Authorities Urge Public to Take Precautions as Tick Season Begins
Tick season is starting, and authorities and health experts are advising the public to take the necessary precautions to avoid tick-borne diseases.
Tick season is here again and with it comes diseases that might land an individual in the emergency room. It is prevalent in the Midwestern part of the United States, including California., and hikers and campers are the most infected.
Believe it or not...it's TICK SEASON. Protect yourself by using insect repellent, wearing long sleeves and pants and avoiding wooded and brush areas with tall grass. Find more information in the news release at https://t.co/zaBPanoAdl. #HealthyND pic.twitter.com/7sjGCHqiPh— ND Department of Health (@NDDOH) April 15, 2019
Health experts and authorities are advising the public to take precautions to avoid getting bitten and sick. The North Dakota Department of Health (NDDoH) released a statement to this effect, its epidemiologist, Laura Cronquist, said the highest risk of transmitted tick diseases take place between the end of spring and the beginning of fall.
The diseases caused by ticks are anaplasmosis, Rocky Mountain spotted fever, and Lyme, which is the most common. There are different types of ticks that cause these diseases — there are about ninety species, but the most common are a dog, deer, and lone star ticks.

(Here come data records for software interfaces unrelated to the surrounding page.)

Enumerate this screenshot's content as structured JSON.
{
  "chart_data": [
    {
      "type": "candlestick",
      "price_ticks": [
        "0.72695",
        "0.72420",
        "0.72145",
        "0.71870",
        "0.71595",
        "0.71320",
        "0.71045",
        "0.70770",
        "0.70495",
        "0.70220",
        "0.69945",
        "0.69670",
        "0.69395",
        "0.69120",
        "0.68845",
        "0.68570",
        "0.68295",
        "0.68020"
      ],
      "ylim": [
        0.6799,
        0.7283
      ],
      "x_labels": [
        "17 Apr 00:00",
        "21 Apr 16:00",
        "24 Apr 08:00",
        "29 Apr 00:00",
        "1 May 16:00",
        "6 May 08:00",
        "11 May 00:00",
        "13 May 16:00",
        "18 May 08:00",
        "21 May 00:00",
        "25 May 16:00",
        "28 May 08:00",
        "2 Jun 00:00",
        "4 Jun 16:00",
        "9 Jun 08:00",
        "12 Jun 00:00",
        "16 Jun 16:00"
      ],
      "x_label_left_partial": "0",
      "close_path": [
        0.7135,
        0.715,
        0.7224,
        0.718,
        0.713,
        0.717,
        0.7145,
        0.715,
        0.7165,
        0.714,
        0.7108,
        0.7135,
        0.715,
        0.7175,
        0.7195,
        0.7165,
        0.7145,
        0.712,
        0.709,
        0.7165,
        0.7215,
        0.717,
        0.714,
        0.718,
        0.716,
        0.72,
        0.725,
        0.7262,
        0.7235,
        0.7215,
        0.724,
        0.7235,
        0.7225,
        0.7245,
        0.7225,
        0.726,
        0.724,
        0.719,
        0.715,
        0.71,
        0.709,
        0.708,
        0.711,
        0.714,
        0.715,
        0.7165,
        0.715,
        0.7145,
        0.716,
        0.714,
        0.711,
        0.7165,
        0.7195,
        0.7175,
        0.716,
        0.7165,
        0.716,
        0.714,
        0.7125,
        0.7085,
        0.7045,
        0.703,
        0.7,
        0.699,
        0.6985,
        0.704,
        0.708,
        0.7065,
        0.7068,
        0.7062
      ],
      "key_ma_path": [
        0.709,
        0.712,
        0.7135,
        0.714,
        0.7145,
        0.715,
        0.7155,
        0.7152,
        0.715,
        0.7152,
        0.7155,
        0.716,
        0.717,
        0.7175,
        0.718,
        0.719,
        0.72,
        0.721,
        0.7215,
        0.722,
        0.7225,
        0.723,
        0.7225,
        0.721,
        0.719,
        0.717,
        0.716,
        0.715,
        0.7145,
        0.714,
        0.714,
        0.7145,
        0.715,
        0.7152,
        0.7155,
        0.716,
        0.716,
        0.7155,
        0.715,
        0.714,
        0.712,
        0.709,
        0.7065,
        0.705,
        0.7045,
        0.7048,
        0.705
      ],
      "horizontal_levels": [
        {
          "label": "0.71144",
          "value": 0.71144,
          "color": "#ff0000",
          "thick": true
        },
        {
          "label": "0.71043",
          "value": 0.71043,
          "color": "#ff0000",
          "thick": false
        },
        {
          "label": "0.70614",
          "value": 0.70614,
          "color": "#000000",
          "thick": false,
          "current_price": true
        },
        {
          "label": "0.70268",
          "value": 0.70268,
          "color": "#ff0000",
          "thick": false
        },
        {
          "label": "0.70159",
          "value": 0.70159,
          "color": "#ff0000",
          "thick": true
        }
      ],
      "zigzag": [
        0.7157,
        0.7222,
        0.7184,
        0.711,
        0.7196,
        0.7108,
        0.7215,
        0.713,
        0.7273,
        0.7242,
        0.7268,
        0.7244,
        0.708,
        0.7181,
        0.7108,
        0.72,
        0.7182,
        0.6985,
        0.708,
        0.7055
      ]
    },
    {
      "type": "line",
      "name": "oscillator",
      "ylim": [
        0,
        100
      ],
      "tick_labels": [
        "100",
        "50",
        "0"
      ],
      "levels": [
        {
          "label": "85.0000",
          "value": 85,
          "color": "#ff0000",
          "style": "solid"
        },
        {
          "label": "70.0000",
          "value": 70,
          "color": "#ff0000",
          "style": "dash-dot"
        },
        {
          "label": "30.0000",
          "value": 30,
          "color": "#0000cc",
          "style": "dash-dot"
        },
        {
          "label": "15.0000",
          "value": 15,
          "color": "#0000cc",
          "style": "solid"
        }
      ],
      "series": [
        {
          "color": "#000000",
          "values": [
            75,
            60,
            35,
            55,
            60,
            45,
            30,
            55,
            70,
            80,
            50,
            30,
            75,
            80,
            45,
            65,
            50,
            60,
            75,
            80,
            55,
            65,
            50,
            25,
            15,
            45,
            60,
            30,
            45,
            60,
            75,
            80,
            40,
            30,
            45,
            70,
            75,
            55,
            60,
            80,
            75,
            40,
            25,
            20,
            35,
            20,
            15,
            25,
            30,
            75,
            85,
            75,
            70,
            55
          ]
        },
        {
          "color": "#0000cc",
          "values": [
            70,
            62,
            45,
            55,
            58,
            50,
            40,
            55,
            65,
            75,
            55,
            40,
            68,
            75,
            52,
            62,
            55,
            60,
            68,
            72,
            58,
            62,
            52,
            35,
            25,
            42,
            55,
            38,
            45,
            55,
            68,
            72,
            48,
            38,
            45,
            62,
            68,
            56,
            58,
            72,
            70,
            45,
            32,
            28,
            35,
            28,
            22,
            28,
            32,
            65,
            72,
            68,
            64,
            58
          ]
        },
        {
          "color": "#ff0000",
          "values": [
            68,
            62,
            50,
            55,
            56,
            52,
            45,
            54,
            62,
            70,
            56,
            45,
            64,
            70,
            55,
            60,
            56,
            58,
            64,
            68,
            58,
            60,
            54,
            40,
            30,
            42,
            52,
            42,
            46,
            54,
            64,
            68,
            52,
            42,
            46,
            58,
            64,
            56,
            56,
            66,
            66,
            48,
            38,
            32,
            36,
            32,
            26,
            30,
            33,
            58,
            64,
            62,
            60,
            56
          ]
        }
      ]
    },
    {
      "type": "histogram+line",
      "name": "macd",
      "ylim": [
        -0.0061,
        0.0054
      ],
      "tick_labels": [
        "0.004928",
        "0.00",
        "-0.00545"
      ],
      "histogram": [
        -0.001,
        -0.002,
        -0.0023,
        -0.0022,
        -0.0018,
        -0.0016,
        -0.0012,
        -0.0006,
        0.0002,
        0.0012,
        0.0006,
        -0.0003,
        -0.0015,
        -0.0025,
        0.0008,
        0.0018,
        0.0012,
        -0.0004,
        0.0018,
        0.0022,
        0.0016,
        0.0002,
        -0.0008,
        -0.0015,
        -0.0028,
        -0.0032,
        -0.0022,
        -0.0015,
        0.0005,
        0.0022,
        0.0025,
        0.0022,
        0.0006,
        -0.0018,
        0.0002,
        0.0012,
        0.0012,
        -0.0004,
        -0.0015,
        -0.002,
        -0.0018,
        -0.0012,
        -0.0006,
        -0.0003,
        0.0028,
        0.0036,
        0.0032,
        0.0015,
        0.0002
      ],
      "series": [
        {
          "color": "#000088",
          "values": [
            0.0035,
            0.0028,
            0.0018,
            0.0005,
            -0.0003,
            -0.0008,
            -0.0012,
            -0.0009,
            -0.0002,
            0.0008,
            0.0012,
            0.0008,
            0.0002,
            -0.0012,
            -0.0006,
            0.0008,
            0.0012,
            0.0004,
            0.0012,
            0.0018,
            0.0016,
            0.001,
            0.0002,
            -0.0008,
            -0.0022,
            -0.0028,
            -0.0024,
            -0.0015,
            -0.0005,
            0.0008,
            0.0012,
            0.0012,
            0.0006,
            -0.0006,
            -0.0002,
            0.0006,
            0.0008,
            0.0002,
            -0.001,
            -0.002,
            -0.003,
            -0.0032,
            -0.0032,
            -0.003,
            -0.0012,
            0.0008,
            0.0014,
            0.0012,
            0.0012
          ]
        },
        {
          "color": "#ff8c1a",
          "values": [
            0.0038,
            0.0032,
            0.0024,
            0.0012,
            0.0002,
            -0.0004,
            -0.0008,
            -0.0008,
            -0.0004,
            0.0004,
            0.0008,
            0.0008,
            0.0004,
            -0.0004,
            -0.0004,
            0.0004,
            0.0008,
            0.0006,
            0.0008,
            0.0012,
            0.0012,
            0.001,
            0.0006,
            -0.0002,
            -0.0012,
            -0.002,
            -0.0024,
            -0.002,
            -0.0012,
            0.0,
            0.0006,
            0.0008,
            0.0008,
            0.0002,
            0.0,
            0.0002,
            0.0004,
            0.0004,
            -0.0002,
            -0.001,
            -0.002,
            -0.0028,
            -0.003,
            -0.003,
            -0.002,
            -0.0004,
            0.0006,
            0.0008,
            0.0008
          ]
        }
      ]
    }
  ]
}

The one giving experts concern this year is the back legged (deer) tick. It bites mostly during the spring, summer, and fall seasons, but it is also very resilient and survives during the winter. It achieves this by hiding under fallen leaves while it waits out the cold. Note that matured ticks can bite when the temperature is above freezing.
No one knows how bad the season will be this year, but experts say it depends on the number of field mice and acorns that dropped last summer; the latter is from oak trees.
Richard Attfield, a disease ecologist and senior scientist at the Institute of Ecosystem Studies is hopeful things will be better this year than the last. He said that the risk of Lyme disease would be below average, but advice that people protect themselves.
Campers and hikers are expected to use repellants approved by the Environmental Protection Agency, treat their backpacks and camping gear with permethrin, wear light outfits, avoid wooded area with tall grass and leaf litters, and stay on the trail. Those with pet dogs are to use tick preventives on them.
Also, put clothes in a dryer with high heat and thoroughly check for ticks becoming into the house. If this does not work, symptoms of the disease include aches, fever, and rash. Note that ticks that cause Lyme disease take up to 36 hours before transmitting.
NDDoH conducted surveillance in 2018 to identify ticks in the North Dakota area. There will be a repeat this year, and members of the public who wants to volunteer can contact them.